**INSTRUCTIONS FOR THE TASK**
Reproduce the lines below verbatim. Pictures are to be omitted.

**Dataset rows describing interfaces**

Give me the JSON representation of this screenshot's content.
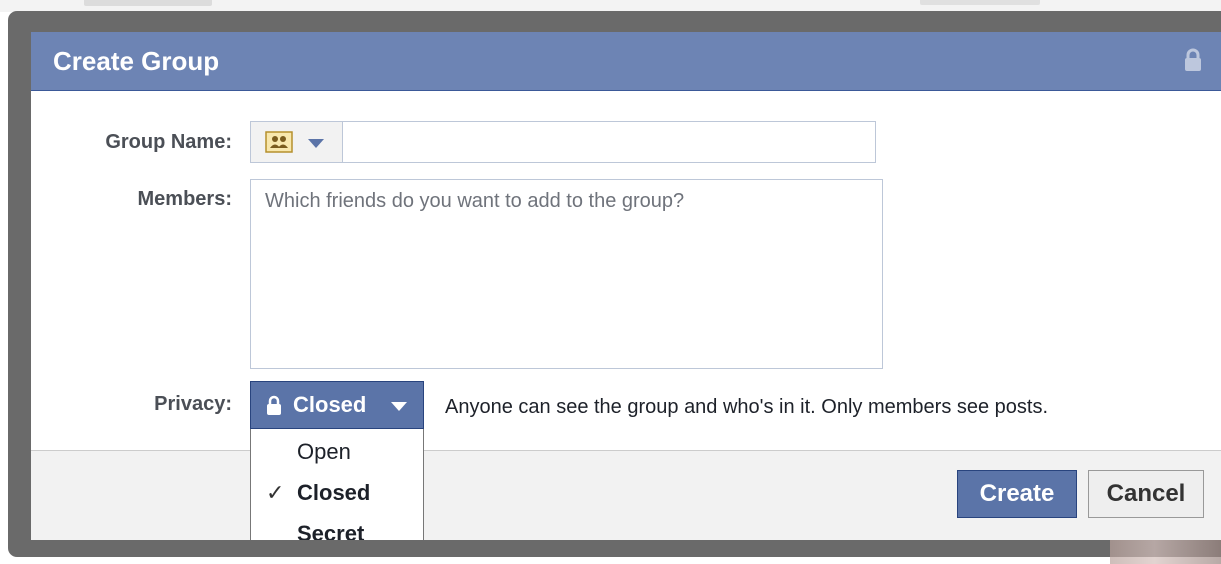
{
  "dialog": {
    "title": "Create Group",
    "accent_color": "#6d84b4",
    "title_icon": "lock-icon"
  },
  "form": {
    "group_name": {
      "label": "Group Name:",
      "value": "",
      "icon": "group-icon",
      "picker_icon": "chevron-down-icon"
    },
    "members": {
      "label": "Members:",
      "placeholder": "Which friends do you want to add to the group?"
    },
    "privacy": {
      "label": "Privacy:",
      "selected": "Closed",
      "icon": "lock-icon",
      "description": "Anyone can see the group and who's in it. Only members see posts.",
      "options": [
        {
          "label": "Open",
          "checked": false
        },
        {
          "label": "Closed",
          "checked": true
        },
        {
          "label": "Secret",
          "checked": false
        }
      ]
    }
  },
  "footer": {
    "create_label": "Create",
    "cancel_label": "Cancel"
  }
}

**YOUR SOLUTION**
Give me the JSON representation of this screenshot's content.
{
  "dialog": {
    "title": "Create Group",
    "accent_color": "#6d84b4",
    "title_icon": "lock-icon"
  },
  "form": {
    "group_name": {
      "label": "Group Name:",
      "value": "",
      "icon": "group-icon",
      "picker_icon": "chevron-down-icon"
    },
    "members": {
      "label": "Members:",
      "placeholder": "Which friends do you want to add to the group?"
    },
    "privacy": {
      "label": "Privacy:",
      "selected": "Closed",
      "icon": "lock-icon",
      "description": "Anyone can see the group and who's in it. Only members see posts.",
      "options": [
        {
          "label": "Open",
          "checked": false
        },
        {
          "label": "Closed",
          "checked": true
        },
        {
          "label": "Secret",
          "checked": false
        }
      ]
    }
  },
  "footer": {
    "create_label": "Create",
    "cancel_label": "Cancel"
  }
}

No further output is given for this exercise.